Of the 12 new members of Congress with ties to county government, seven served as recently as this year. In addition to Michelle Lujan Grisham (D-N.M.), Thomas Massie (R-Ky.) and Tom Rice (R-S.C.) (profiled above), they are:

  • Tulsi Gabbard (D), council member, Honolulu, consolidated city-county, 2nd Congressional District
  • Donald Payne Jr. (D), freeholder, Essex County, N.J., 10th Congressional District
  • Eric Swalwell (D), deputy district attorney, Alameda County, Calif., 15th Congressional District
  • Ami Bera, M.D. (D), chief medical officer, Sacramento County, Calif., 7th Congressional District     

Freshmen Facts

Gabbard, 31, is of Samoan descent and will be the first Hindu member of Congress. She volunteered for tours of duty with the Hawaii Army National Guard in Iraq and Kuwait. “She’ll work especially well across the aisle,” according to Stanley Chang, Gabbard’s City Council colleague and NACo board member. “She is a very hard worker, always well prepared, focused and extremely easy to work with.” She has been a member of NACo’s Next Generation Network.

Payne, 53, was elected to fill the unexpired term of his late father, Rep. Donald Payne, who died in March, and the two-year term that begins in January. He served six years as a county freeholder and was also president of the city of Newark’s City Council.

Swalwell, 32, worked in Washington, D.C. from 2001–02 as an intern for Rep. Ellen Tauscher (D–Calif.). He caught the political bug via student government at the University of Maryland, College Park.

Bera, 47, is a physician. He challenged incumbent Rep. Dan Lungren (R–Calif.) in 2010 and lost by 7.9 percentage points.

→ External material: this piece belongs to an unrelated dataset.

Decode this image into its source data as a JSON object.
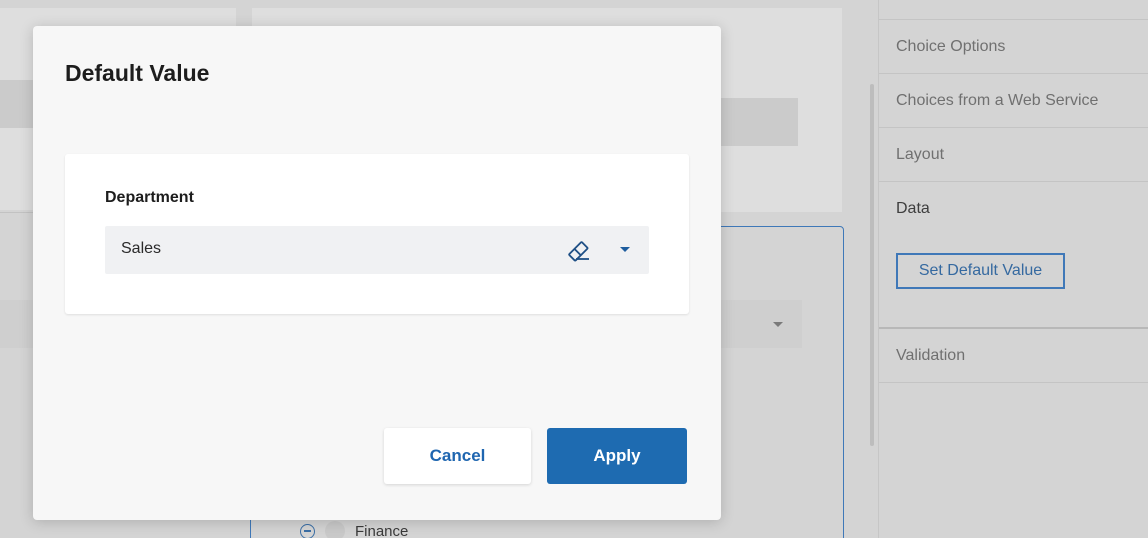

In this year’s rematch, votes were still being counted late last week, but Bera was leading 51.11 percent to 48.89 percent as of Nov. 16. Lungren, however, had yet to concede.

Other new members of Congress with recent county service are Chris Collins (R), Erie County, N.Y.’s county executive from 2008–11, and Dan Kildee (D), Genesee County, Mich.’s treasurer from 1998–2009.

Those with more distant county service are: Susan Brooks, former deputy mayor of Indianapolis, Marion County, 1998–99; Mark Pocan, a Dane County, Wis. supervisor from 1991–96; and Joyce Beatty, who was director of Health and Human Services for Montgomery County (Dayton), Ohio for 10 years early in her career, according to The Columbus Dispatch.